Description of the task » Please output every record below exactly as written, leaving out any pictures.
═══ Supplied data
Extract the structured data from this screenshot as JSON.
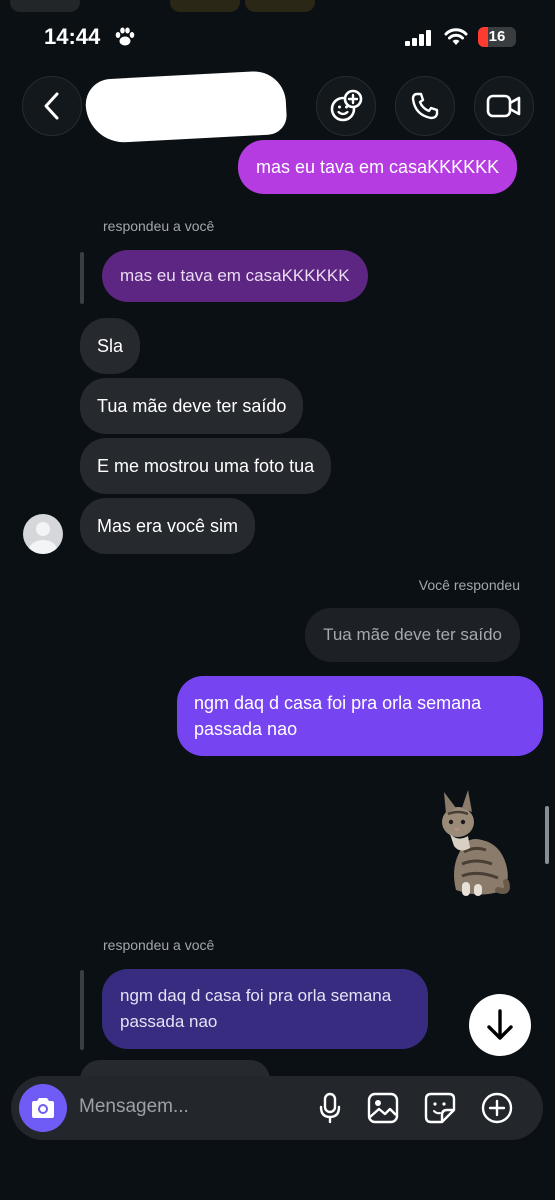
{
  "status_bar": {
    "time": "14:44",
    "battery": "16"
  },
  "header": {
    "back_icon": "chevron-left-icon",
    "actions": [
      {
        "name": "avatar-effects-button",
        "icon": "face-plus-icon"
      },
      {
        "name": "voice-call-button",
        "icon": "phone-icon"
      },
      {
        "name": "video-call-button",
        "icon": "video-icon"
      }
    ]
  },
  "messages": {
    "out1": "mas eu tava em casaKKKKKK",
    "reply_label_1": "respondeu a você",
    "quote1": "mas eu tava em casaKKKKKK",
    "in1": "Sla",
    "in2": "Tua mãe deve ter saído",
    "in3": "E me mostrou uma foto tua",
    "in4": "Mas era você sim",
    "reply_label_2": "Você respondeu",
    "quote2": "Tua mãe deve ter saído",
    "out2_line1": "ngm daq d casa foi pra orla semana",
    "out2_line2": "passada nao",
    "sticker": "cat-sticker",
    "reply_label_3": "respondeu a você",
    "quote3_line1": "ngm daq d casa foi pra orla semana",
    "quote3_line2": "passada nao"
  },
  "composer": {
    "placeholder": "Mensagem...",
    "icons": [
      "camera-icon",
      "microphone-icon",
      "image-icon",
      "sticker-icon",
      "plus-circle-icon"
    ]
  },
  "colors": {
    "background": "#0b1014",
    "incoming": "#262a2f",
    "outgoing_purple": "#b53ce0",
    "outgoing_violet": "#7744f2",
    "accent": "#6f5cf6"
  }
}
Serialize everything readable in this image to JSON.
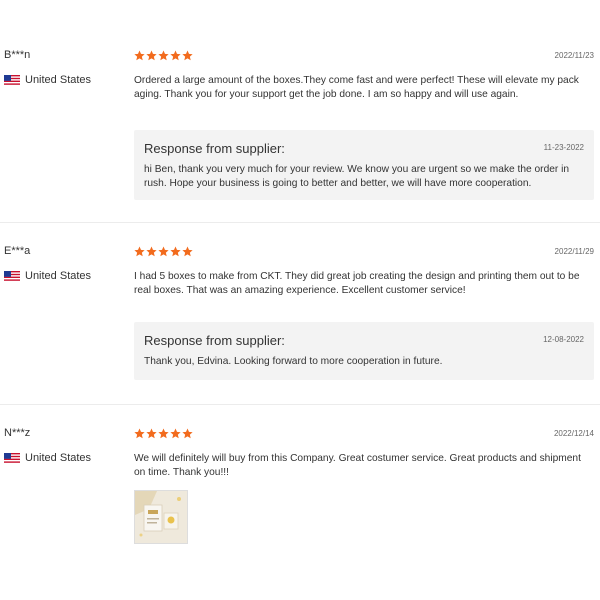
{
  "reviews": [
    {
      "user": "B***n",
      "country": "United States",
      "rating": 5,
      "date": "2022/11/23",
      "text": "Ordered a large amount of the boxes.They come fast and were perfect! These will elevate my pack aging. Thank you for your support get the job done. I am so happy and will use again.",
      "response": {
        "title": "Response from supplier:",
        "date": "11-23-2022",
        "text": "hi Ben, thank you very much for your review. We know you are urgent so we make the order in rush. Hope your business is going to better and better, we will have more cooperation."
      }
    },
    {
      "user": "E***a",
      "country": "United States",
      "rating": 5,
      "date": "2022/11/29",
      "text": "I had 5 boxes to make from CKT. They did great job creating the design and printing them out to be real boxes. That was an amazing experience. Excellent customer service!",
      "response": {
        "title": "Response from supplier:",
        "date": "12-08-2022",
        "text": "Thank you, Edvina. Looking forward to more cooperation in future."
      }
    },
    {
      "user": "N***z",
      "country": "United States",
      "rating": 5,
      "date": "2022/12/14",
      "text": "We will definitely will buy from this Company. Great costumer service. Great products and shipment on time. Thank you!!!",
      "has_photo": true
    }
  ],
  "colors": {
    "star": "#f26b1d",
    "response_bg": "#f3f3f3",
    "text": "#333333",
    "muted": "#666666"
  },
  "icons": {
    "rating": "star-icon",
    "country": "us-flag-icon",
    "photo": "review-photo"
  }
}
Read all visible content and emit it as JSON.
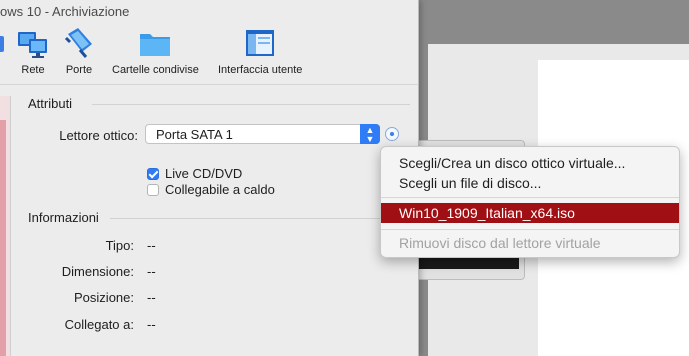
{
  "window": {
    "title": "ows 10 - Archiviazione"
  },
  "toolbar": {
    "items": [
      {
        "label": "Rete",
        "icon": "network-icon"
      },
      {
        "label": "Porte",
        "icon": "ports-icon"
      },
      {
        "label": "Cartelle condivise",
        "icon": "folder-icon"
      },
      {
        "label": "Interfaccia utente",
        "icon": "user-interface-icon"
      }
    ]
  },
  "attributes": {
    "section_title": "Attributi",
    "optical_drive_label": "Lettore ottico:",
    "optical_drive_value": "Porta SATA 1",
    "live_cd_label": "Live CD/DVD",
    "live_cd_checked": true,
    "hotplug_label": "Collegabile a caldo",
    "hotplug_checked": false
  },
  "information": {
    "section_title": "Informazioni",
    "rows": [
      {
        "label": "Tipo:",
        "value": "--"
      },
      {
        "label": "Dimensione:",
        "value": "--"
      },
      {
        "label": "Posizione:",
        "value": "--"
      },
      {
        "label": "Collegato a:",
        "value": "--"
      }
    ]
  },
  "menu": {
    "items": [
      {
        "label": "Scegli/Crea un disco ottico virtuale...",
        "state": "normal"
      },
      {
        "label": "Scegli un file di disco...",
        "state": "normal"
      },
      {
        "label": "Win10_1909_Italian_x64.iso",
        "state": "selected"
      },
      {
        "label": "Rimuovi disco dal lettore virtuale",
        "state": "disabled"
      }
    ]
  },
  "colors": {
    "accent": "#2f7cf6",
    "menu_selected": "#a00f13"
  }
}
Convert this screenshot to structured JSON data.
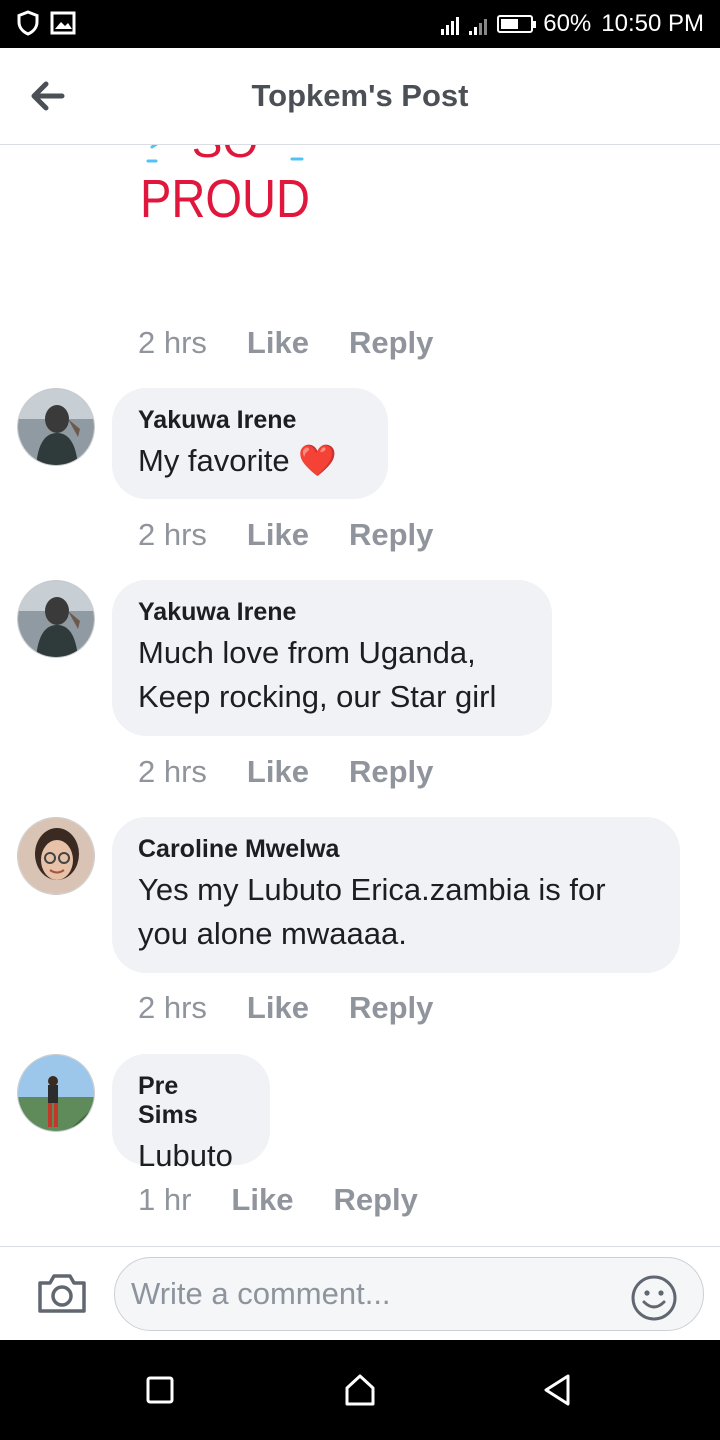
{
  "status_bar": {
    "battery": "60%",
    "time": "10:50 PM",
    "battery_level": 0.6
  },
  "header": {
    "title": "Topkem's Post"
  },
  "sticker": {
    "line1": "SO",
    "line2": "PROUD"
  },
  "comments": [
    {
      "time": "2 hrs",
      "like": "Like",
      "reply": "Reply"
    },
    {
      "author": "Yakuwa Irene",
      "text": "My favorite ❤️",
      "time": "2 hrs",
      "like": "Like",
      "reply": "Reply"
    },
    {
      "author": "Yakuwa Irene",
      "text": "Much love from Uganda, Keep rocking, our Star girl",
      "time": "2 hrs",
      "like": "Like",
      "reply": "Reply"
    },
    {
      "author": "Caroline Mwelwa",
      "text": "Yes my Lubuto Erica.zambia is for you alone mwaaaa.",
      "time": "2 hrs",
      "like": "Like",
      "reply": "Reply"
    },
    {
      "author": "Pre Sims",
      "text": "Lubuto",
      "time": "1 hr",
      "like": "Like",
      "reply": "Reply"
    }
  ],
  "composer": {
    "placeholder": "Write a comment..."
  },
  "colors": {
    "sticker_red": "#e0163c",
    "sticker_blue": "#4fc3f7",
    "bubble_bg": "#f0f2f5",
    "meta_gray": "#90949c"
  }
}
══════
Answer space »
Extract the structured data from this screenshot as JSON.
{
  "status_bar": {
    "time": "14:44",
    "battery": "16"
  },
  "header": {
    "back_icon": "chevron-left-icon",
    "actions": [
      {
        "name": "avatar-effects-button",
        "icon": "face-plus-icon"
      },
      {
        "name": "voice-call-button",
        "icon": "phone-icon"
      },
      {
        "name": "video-call-button",
        "icon": "video-icon"
      }
    ]
  },
  "messages": {
    "out1": "mas eu tava em casaKKKKKK",
    "reply_label_1": "respondeu a você",
    "quote1": "mas eu tava em casaKKKKKK",
    "in1": "Sla",
    "in2": "Tua mãe deve ter saído",
    "in3": "E me mostrou uma foto tua",
    "in4": "Mas era você sim",
    "reply_label_2": "Você respondeu",
    "quote2": "Tua mãe deve ter saído",
    "out2_line1": "ngm daq d casa foi pra orla semana",
    "out2_line2": "passada nao",
    "sticker": "cat-sticker",
    "reply_label_3": "respondeu a você",
    "quote3_line1": "ngm daq d casa foi pra orla semana",
    "quote3_line2": "passada nao"
  },
  "composer": {
    "placeholder": "Mensagem...",
    "icons": [
      "camera-icon",
      "microphone-icon",
      "image-icon",
      "sticker-icon",
      "plus-circle-icon"
    ]
  },
  "colors": {
    "background": "#0b1014",
    "incoming": "#262a2f",
    "outgoing_purple": "#b53ce0",
    "outgoing_violet": "#7744f2",
    "accent": "#6f5cf6"
  }
}
Serialize everything readable in this image to JSON.
{
  "reviews": [
    {
      "user": "B***n",
      "country": "United States",
      "rating": 5,
      "date": "2022/11/23",
      "text": "Ordered a large amount of the boxes.They come fast and were perfect! These will elevate my pack aging. Thank you for your support get the job done. I am so happy and will use again.",
      "response": {
        "title": "Response from supplier:",
        "date": "11-23-2022",
        "text": "hi Ben, thank you very much for your review. We know you are urgent so we make the order in rush. Hope your business is going to better and better, we will have more cooperation."
      }
    },
    {
      "user": "E***a",
      "country": "United States",
      "rating": 5,
      "date": "2022/11/29",
      "text": "I had 5 boxes to make from CKT. They did great job creating the design and printing them out to be real boxes. That was an amazing experience. Excellent customer service!",
      "response": {
        "title": "Response from supplier:",
        "date": "12-08-2022",
        "text": "Thank you, Edvina. Looking forward to more cooperation in future."
      }
    },
    {
      "user": "N***z",
      "country": "United States",
      "rating": 5,
      "date": "2022/12/14",
      "text": "We will definitely will buy from this Company. Great costumer service. Great products and shipment on time. Thank you!!!",
      "has_photo": true
    }
  ],
  "colors": {
    "star": "#f26b1d",
    "response_bg": "#f3f3f3",
    "text": "#333333",
    "muted": "#666666"
  },
  "icons": {
    "rating": "star-icon",
    "country": "us-flag-icon",
    "photo": "review-photo"
  }
}
Read all visible content and emit it as JSON.
{
  "window": {
    "title": "ows 10 - Archiviazione"
  },
  "toolbar": {
    "items": [
      {
        "label": "Rete",
        "icon": "network-icon"
      },
      {
        "label": "Porte",
        "icon": "ports-icon"
      },
      {
        "label": "Cartelle condivise",
        "icon": "folder-icon"
      },
      {
        "label": "Interfaccia utente",
        "icon": "user-interface-icon"
      }
    ]
  },
  "attributes": {
    "section_title": "Attributi",
    "optical_drive_label": "Lettore ottico:",
    "optical_drive_value": "Porta SATA 1",
    "live_cd_label": "Live CD/DVD",
    "live_cd_checked": true,
    "hotplug_label": "Collegabile a caldo",
    "hotplug_checked": false
  },
  "information": {
    "section_title": "Informazioni",
    "rows": [
      {
        "label": "Tipo:",
        "value": "--"
      },
      {
        "label": "Dimensione:",
        "value": "--"
      },
      {
        "label": "Posizione:",
        "value": "--"
      },
      {
        "label": "Collegato a:",
        "value": "--"
      }
    ]
  },
  "menu": {
    "items": [
      {
        "label": "Scegli/Crea un disco ottico virtuale...",
        "state": "normal"
      },
      {
        "label": "Scegli un file di disco...",
        "state": "normal"
      },
      {
        "label": "Win10_1909_Italian_x64.iso",
        "state": "selected"
      },
      {
        "label": "Rimuovi disco dal lettore virtuale",
        "state": "disabled"
      }
    ]
  },
  "colors": {
    "accent": "#2f7cf6",
    "menu_selected": "#a00f13"
  }
}
Convert this screenshot to structured JSON data.
{
  "status_bar": {
    "battery": "60%",
    "time": "10:50 PM",
    "battery_level": 0.6
  },
  "header": {
    "title": "Topkem's Post"
  },
  "sticker": {
    "line1": "SO",
    "line2": "PROUD"
  },
  "comments": [
    {
      "time": "2 hrs",
      "like": "Like",
      "reply": "Reply"
    },
    {
      "author": "Yakuwa Irene",
      "text": "My favorite ❤️",
      "time": "2 hrs",
      "like": "Like",
      "reply": "Reply"
    },
    {
      "author": "Yakuwa Irene",
      "text": "Much love from Uganda, Keep rocking, our Star girl",
      "time": "2 hrs",
      "like": "Like",
      "reply": "Reply"
    },
    {
      "author": "Caroline Mwelwa",
      "text": "Yes my Lubuto Erica.zambia is for you alone mwaaaa.",
      "time": "2 hrs",
      "like": "Like",
      "reply": "Reply"
    },
    {
      "author": "Pre Sims",
      "text": "Lubuto",
      "time": "1 hr",
      "like": "Like",
      "reply": "Reply"
    }
  ],
  "composer": {
    "placeholder": "Write a comment..."
  },
  "colors": {
    "sticker_red": "#e0163c",
    "sticker_blue": "#4fc3f7",
    "bubble_bg": "#f0f2f5",
    "meta_gray": "#90949c"
  }
}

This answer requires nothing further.